***Please leave a comment, with your email address,  for a chance to win one of my books.To increase your chances, do any of the following and let me know in a comment on this blog (one chance for every action taken):

  • Check out my new blog, Leave a comment,
  • Follow either blog (1 or 2 chances) 
  • Answer ether of these questions: What book have you read that has "created readiness" in your heart? or How have your books created readiness in others?

Sunday, January 13, 2013


Did  you have fun with my picture puzzle last week? I did!

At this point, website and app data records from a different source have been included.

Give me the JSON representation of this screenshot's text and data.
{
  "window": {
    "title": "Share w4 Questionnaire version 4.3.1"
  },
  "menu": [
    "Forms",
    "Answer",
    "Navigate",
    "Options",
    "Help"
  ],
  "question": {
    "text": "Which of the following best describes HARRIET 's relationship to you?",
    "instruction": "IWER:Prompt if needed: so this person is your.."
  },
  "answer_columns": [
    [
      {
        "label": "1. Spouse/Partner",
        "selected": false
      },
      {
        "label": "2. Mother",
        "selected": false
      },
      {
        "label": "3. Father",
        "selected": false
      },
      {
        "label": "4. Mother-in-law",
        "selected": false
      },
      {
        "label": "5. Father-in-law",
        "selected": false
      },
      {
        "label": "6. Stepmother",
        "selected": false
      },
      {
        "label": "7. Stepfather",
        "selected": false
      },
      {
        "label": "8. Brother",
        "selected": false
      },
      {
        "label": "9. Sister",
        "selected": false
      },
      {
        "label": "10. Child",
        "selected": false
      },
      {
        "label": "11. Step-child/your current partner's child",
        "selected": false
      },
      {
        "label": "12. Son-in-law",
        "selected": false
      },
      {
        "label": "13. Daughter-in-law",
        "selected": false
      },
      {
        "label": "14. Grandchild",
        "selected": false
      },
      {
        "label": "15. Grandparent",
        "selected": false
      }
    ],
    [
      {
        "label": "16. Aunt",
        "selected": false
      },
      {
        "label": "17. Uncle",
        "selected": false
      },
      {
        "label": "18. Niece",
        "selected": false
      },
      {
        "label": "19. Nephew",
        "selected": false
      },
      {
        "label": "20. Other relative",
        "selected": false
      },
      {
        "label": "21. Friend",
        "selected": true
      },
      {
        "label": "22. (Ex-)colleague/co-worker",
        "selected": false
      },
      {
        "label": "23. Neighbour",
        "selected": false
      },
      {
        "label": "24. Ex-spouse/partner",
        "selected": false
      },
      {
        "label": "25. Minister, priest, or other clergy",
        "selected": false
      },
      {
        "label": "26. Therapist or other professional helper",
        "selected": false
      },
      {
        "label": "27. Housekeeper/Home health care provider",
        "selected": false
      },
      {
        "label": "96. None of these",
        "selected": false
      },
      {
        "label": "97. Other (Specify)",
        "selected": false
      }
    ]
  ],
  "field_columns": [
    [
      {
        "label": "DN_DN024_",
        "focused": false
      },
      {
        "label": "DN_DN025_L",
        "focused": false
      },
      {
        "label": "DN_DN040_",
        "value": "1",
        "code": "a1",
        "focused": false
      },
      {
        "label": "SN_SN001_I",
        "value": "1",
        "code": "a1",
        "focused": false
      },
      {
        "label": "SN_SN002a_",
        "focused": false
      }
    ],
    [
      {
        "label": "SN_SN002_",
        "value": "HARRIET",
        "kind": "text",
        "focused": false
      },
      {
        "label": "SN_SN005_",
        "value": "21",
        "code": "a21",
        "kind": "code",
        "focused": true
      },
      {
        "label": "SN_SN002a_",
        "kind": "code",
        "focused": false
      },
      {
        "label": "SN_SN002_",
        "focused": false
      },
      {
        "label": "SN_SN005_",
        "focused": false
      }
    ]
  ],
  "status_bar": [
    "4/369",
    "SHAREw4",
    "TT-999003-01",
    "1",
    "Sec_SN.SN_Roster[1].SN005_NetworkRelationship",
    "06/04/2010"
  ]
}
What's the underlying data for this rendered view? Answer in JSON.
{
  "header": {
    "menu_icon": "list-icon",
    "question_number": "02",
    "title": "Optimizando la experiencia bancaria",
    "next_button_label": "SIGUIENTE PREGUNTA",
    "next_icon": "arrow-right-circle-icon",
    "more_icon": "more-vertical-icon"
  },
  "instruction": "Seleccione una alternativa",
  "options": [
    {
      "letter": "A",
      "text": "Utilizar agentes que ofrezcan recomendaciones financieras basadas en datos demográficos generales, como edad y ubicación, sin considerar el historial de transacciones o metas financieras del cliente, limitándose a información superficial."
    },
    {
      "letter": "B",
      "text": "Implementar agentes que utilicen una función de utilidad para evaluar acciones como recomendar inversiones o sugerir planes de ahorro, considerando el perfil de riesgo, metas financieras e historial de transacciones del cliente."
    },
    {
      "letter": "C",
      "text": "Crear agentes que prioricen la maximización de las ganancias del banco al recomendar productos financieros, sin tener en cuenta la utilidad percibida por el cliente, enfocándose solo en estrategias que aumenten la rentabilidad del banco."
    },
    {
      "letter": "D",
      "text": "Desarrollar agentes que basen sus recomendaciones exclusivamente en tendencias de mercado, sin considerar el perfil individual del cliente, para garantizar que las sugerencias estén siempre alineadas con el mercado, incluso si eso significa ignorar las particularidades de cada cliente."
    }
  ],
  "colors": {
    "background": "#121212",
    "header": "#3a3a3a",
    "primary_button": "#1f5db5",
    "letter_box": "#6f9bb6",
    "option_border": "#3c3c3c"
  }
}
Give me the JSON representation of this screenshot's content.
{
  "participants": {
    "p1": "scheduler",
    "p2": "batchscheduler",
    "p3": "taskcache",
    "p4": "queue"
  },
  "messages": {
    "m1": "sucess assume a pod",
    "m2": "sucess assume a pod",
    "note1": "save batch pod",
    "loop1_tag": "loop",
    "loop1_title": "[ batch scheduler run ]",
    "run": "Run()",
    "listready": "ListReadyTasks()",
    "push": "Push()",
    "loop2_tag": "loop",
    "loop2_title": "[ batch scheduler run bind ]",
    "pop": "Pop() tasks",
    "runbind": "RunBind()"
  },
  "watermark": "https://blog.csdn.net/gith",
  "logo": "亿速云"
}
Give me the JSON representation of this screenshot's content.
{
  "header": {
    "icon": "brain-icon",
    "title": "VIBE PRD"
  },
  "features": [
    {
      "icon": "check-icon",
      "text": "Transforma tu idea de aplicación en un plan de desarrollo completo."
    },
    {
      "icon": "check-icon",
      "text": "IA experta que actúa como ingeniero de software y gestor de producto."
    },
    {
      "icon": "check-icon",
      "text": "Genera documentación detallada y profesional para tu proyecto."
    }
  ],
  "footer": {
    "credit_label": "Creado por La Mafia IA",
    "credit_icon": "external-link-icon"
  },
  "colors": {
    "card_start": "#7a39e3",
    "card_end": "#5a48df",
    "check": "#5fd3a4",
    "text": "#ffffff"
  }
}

The pictures for are for the proposed cover art for my upcoming historical romance, Golden Dreams. The teaser for the book reads "He won't let love end her figure skating dreams the way an accident shattered his. Will their quest for Olympic victory stand in the way of true love?"

Got it yet? No?

Who is she? Several people identified the picture as Sonja Henie. True, but I meant the character in the story. She is a figure skater, an Olympic hopeful. Amada, thanks for going the extra mile, guessing at a fabulous skater, outgoing, strong, but with trust issues.  (You pretty much nailed Winnie on the head!)

Who is he?  This one was a lot harder to guess, I admit, but a few of you came close.  They are not skating partners; rather, he is her coach. So those who said dancing partner, sweetheart or  fellow Olympic hopeful (he would have competed in 1928 except for a career-ending injury) get credit.

Where is it? The Olympic venue is Lake Placid, New York. The building is a grist mill, which in the story has been converted into an indoor ice skating rink. The story takes place in Vermont. (no one guessed Vermont, but that was hard, I'll admit)

When is it? This answer could have been clear to the observant reader. A couple of clues existed to this: the dress pattern, the years Sonja Henie reigned on the ice, the dates of the Lake Placid Olympics--this is during the 1930s, specifically, 1931-1932.

**There are five winners from last week, out of 55 "chances" earned: Connie R., Nutty Artist, Cheryl, Kay M., and Amada. If you do not receive an email from me, please contact me at belovedfranklin (at) hotmail (dot) com.**

**for a chance to win this week: Head over to my new blog, a daily devotional called "My Daily Nibble" ( ). If you read, leave a comment, or sign up to follow - let me know on this blog. Triple chances available. Please be sure to leave your email address.**


Voila!  Proof that It Is Well With my Soul is on its way this summer!  (July 2013 pub date)

It Is Well With my Soul contains fifteen devotionals based on lines from the beloved hymn, as well as related prayers, quotes, and Bible verses.

Sunday, January 6, 2013


I sent the pictures below to my editor this week, for her use in creating the cover art for Golden Dreams. 

Today I am giving you a picture puzzle with four questions. Who is the heroine? Who is the hero? I mean occupation, role in the story, personality - whatever you want to include. I don't mean the identity of the person in the picture. What decade or year does the story take place? Where is it--the setting of the story, either the state, region, or building?

For guessing, you earn an extra chance at a book. For each correct answer, you get an extra chance.

P.S. To win, you have to leave your email address in your comment.

Who is my heroine? What year is it?  Use the top two pictures to decide.

Who is my hero? What is his relationship with the heroine? Use two middle pictures.
Where is the story located? Both geography and type of building. Use bottom 2 pictures.